What does Social Emotional Learning (SEL) have to do with Grammar?
First, let’s clarify what Social and Emotional Learning is. As defined by the Collaborative for Academic, Social and Emotional Learning (CASEL), SEL
is based on the understanding that the best learning emerges in the context
of supportive relationships that make learning challenging, engaging, and meaningful. Social and emotional skills are critical to being a good student, citizen and worker, aiding the effective understanding of managing emotions in order to feel empathy, connect with others and make responsible decisions.
Social and emotional learning begins in preschool and continues
through High School. Classroom teachers can help students develop
social and emotional understanding by directly teaching these skills,
with engaging lesson material and coordinating the reinforcement
of family and community.
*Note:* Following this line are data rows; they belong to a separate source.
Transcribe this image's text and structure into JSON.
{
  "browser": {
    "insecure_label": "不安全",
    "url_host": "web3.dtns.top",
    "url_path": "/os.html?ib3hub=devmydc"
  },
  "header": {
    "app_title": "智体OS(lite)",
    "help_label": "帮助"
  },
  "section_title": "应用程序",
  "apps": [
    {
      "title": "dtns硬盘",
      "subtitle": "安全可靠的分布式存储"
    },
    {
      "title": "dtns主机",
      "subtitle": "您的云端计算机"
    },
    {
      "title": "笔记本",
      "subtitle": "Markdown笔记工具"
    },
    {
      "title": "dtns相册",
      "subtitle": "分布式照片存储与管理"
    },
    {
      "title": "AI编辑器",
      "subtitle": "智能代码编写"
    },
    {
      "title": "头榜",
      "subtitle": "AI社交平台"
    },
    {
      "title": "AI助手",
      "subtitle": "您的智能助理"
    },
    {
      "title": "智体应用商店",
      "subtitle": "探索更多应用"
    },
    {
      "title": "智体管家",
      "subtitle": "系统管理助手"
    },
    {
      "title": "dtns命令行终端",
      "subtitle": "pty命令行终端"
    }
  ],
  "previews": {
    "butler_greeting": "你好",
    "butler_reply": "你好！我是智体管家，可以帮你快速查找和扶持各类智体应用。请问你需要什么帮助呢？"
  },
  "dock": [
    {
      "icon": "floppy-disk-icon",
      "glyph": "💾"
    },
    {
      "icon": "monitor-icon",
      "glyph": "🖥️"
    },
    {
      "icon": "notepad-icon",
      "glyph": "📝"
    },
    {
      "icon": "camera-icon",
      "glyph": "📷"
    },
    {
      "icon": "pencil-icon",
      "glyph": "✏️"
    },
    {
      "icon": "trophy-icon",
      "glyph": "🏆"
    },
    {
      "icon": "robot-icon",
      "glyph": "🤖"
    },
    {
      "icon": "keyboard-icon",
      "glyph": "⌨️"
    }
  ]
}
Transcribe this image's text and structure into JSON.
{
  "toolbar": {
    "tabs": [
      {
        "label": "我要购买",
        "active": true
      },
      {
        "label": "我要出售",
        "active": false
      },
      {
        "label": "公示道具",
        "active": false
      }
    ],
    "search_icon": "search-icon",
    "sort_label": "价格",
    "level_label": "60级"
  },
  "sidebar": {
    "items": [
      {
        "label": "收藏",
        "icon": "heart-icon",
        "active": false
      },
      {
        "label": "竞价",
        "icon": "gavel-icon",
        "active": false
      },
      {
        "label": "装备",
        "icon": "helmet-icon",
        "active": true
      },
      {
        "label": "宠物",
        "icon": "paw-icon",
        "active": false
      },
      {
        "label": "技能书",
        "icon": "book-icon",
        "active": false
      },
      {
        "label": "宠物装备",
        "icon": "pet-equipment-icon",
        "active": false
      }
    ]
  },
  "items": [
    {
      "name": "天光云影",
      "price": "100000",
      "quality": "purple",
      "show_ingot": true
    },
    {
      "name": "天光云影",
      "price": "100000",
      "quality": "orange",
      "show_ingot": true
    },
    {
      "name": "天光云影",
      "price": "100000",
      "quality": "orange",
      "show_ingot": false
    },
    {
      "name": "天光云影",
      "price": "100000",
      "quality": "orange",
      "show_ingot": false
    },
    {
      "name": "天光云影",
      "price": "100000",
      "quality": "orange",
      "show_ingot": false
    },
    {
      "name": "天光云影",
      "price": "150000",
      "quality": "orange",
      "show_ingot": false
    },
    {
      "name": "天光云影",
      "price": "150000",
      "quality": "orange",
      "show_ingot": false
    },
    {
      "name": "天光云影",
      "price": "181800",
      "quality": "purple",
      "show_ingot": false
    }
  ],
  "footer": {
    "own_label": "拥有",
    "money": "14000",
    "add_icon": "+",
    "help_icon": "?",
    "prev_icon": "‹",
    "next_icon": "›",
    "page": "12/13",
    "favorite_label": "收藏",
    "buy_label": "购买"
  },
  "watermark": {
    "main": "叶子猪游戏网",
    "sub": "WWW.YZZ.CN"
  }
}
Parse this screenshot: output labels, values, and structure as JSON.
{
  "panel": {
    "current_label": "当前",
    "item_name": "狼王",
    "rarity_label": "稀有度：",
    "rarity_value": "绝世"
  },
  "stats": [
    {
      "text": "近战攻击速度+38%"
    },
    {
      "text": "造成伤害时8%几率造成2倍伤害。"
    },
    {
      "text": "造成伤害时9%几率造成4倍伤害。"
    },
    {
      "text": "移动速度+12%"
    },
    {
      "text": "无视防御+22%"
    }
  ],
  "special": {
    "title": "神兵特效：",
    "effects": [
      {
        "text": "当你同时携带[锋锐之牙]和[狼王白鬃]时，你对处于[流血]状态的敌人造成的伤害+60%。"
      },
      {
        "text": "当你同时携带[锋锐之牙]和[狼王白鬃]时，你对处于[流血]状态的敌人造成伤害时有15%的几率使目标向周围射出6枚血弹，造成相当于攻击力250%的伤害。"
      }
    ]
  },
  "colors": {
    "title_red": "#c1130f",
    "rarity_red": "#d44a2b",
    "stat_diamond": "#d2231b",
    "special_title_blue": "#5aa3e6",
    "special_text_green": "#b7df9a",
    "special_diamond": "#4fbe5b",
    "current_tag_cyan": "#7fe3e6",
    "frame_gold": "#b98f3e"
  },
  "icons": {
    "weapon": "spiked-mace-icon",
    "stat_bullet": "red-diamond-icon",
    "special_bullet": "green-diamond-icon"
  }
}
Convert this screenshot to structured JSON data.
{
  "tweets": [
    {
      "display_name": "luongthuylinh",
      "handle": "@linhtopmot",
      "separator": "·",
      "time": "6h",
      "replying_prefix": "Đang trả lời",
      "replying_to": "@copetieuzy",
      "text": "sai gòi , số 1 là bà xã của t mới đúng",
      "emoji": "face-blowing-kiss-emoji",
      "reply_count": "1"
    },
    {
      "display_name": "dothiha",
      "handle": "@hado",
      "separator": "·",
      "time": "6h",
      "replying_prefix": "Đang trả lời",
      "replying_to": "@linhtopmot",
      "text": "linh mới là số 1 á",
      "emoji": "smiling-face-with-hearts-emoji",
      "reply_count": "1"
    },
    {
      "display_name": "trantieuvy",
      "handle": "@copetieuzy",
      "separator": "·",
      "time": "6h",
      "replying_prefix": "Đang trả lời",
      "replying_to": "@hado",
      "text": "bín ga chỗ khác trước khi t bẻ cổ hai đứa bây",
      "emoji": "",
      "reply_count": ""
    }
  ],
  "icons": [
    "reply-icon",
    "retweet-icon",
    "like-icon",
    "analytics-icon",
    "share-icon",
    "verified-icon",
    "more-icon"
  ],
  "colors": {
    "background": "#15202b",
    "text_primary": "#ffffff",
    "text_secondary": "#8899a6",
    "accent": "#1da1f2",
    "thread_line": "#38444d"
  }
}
CASEL has identified five interrelated sets of cognitive, affective and behavioral competencies:
• Self management
• Social awareness
• Relationship skills
• Responsible decision making
Making a grammar lesson interesting.
The Common Core State Standards emphasize grammar and language study, but what kind of grammar instruction keeps students engaged and makes them better writers? Sean Ruday’s “Five Recommendations for Teaching Common Core Grammar to Elementary Students” are as follows:
1. Show students examples of grammatical concepts used in literature.
2. Discuss how the authors of those works use grammatical concepts
as “tools” to enhance their writing.
3. Discuss how the literary works would look if those grammatical concepts were not used.
4. Ask students to use specific grammatical concepts in their own writing.
5. Ask students to reflect on how those concepts enhance their works.
Is social and emotional learning integrated into Common Core?
The article, How to integrate Social-Emotional Learning into Common Core by Vicki Zakrzewski, states that utilizing the Common Core doesn’t mean educators should abandon SEL — in fact, just the opposite might be true.
While not explicitly calling them “social-emotional skills,” many of the Common Core Language Arts Standards give teachers the opportunity to incorporate mini-lessons on emotions, communication, relationships, and other social-emotional skills directly into their language arts curriculum.
See examples below:
Describe characters in a story (e.g., their traits, motivations, or feelings) and explain how their actions contribute to the sequence of events.
Corresponding SEL “self-awareness”, “social awareness”, and “responsible decision-making” skills:
• Label and recognize own and others’ emotions
• Analyze emotions and how they affect others
• Evaluate others’ emotional reactions
• Reflect on how current choices affect future
Why is Social and Emotional Learning important?
“ Teachers enter the profession to provide a well-rounded education and support the whole student, which includes social and emotional skills development. SEL is a critical part of every child’s growth, both as students and as contributing members of society. Teachers have shared with us how important this is — now it’s up to all of us to support them in this essential work. ” — Randi Weingarten, American Federation of Teachers.
Donna Wilson, Founder/Creative Director The Happy Dandelion
Co-Creator of The UnStealer, recognized as an ALA, American Association of School Librarians Best App for Teaching and Learning.